Some of the world's leading websites—including those owned or operated by Bank of America, VMware, the US Department of Veteran's Affairs, and business consultancy Accenture—are vulnerable to simple attacks that bypass the transport layer security encryption designed to thwart eavesdroppers and spoofers.
The attacks are a variation on the so-called POODLE exploits disclosed two months ago against secure sockets layer (SSL), an encryption protocol similar to transport layer security (TLS). Short for "Padding Oracle On Downgraded Legacy Encryption," POODLE allowed attackers monitoring Wi-Fi hotspots and other unsecured Internet connections to decrypt HTTPS traffic encrypted by the ancient SSL version 3. Browser makers quickly responded by limiting or eliminating use of SSLv3, a move that appears to have averted widespread exploitation of the bug.

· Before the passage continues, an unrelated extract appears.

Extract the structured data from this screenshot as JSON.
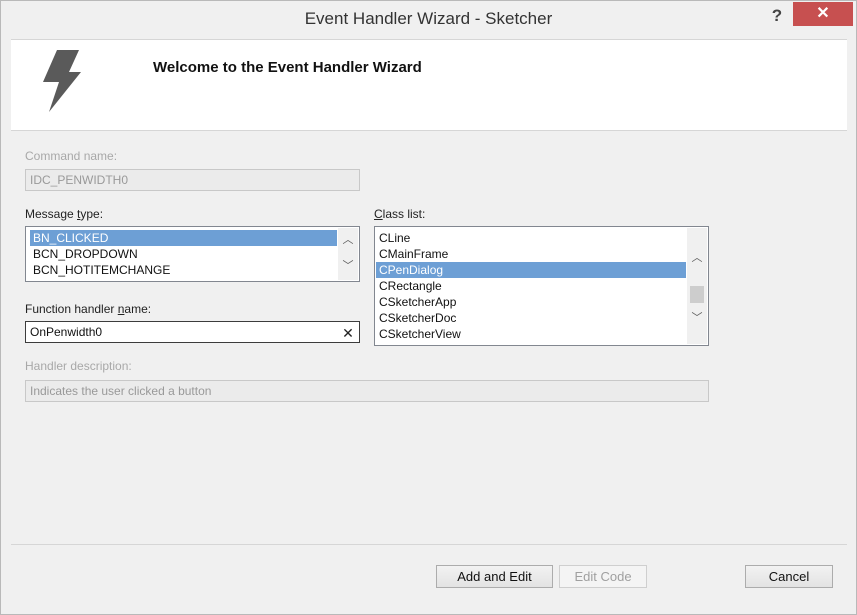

On Monday, word emerged that there's a variation on the POODLE attack that works against widely used implementations of TLS. At the time this post was being prepared, SSL Server Test, a free service provided by security firm Qualys, showed that some of the Internet's top websites—again, a list including Bank of America, VMware, the US Department of Veteran's Affairs, and Accenture—are susceptible. The vulnerability was serious enough to earn all sites found to be affected a failing grade by the Qualys service.